New innovative technologies that raise privacy issues seem to proliferate on an ever increasing basis. While such developments can bring about certain benefits, all too often new technologies are rolled out with privacy as an afterthought: launch now, deal with privacy concerns as they arise. But the failure to incorporate privacy at the design stages not only offends basic privacy principles; it can be costly.
Consider the launch of Google Buzz this past year. When Google launched Buzz, it effectively turned Google's private e-mail service into a social networking service, raising concern among users that their personal information was being disclosed. Google automatically assigned users a network of "followers" from among people with whom they corresponded most often on Gmail, without adequately informing Gmail users about how this new service would work or providing sufficient information to permit informed consent decisions. In an open letter to Google, a number of data protection authorities around the world expressed concerns about privacy issues related to Google Buzz and that its launch violated the fundamental principle that individuals should be able to control how their personal information is used.
But Google is certainly not alone. Too often, we see new services that fail to take sufficient account of privacy considerations prior to being launched. As our understanding of privacy evolves and new technologies pose novel threats to individual privacy, the debate about how to best protect privacy persists. In Canada, our federal private-sector privacy legislation is grounded in the fair information practices, and by being technology-neutral, has thus far been able to meet the challenges posed by evolving technology and business models. However, more could be done to prevent privacy problems, or to mitigate the effects on privacy protection posed by new technologies, by making the protection of privacy an integral part of the development of new technologies.

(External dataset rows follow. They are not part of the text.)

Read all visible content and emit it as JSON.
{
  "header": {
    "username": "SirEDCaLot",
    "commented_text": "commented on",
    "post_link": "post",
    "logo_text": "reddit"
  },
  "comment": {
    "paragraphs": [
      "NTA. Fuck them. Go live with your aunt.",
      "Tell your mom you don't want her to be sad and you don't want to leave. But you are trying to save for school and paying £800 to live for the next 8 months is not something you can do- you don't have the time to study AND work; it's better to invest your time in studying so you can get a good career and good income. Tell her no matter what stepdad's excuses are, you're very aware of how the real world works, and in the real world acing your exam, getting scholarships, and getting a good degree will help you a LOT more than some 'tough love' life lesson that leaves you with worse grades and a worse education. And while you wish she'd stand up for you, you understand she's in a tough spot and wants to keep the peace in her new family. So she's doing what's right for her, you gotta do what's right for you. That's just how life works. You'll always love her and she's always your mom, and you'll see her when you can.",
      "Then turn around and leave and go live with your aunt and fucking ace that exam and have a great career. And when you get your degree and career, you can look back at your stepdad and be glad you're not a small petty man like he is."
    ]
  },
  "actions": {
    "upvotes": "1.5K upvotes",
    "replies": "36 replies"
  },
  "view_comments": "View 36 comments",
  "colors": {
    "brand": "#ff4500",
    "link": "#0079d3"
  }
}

Despite the varying approaches to protecting privacy found around the world, one unifying tendency seems to be that the protection of privacy need not be left solely to the regulatory sphere. Instead, it has to start with those entities that use personal information themselves. We need organizations in the public and private sectors to be on board, to think about what they do, how they do it, what they plan to do next and how privacy fits into it all. Our Office, the Office of the Privacy Commissioner of Canada, promotes a more inclusive, systematic and proactive path to privacy. Privacy considerations should be a critical component of the design stage of any new technology or use of technology.
For instance, in our July 2010 submission to the Government of Canada's consultation on a Digital Economy Strategy [PDF], we called for a holistic view that fosters a privacy culture in both business and government, from the design of an initiative through to its implementation. Proactive privacy does more than ensuring the respect of fundamental privacy principles; where the private sector is concerned, it instils customer confidence. Confidence in a key ingredient in ensuring innovation, and businesses are starting to understand that they need to earn their customer's confidence in order to offer new innovative products.
Other data protection authorities in other parts of Canada and the world are calling for "privacy by design" to be required in data protection legislation. The Information and Privacy Commissioner of Ontario, Ann Cavoukian, has been a long-time proponent of the concept of privacy by design. Indeed, at an international meeting of data protection authorities in Jerusalem in October, she put forward a resolution that called on organizations to embed privacy considerations as the default into the design, operation and management of information technologies and systems. The European Commission recently published its plans [PDF] for revising the European Union Data Protection Directive, which, among other objectives, proposes that privacy impact assessments be carried out where appropriate, that privacy enhancing technologies be favoured and that "privacy by design" be an utmost consideration. Privacy needs to be an integral part of business models that rely on technology through a careful analysis of a business' activities.
Privacy impact assessments are a useful tool that private sector organisations should use since such assessments can prevent problems from arising in the first place. In essence, privacy impact assessments help ensure that the protection of privacy is a core consideration when a project is planned and implemented. Integrating such an analysis as part of an organization's risk mitigation strategy helps build a culture of proactive privacy.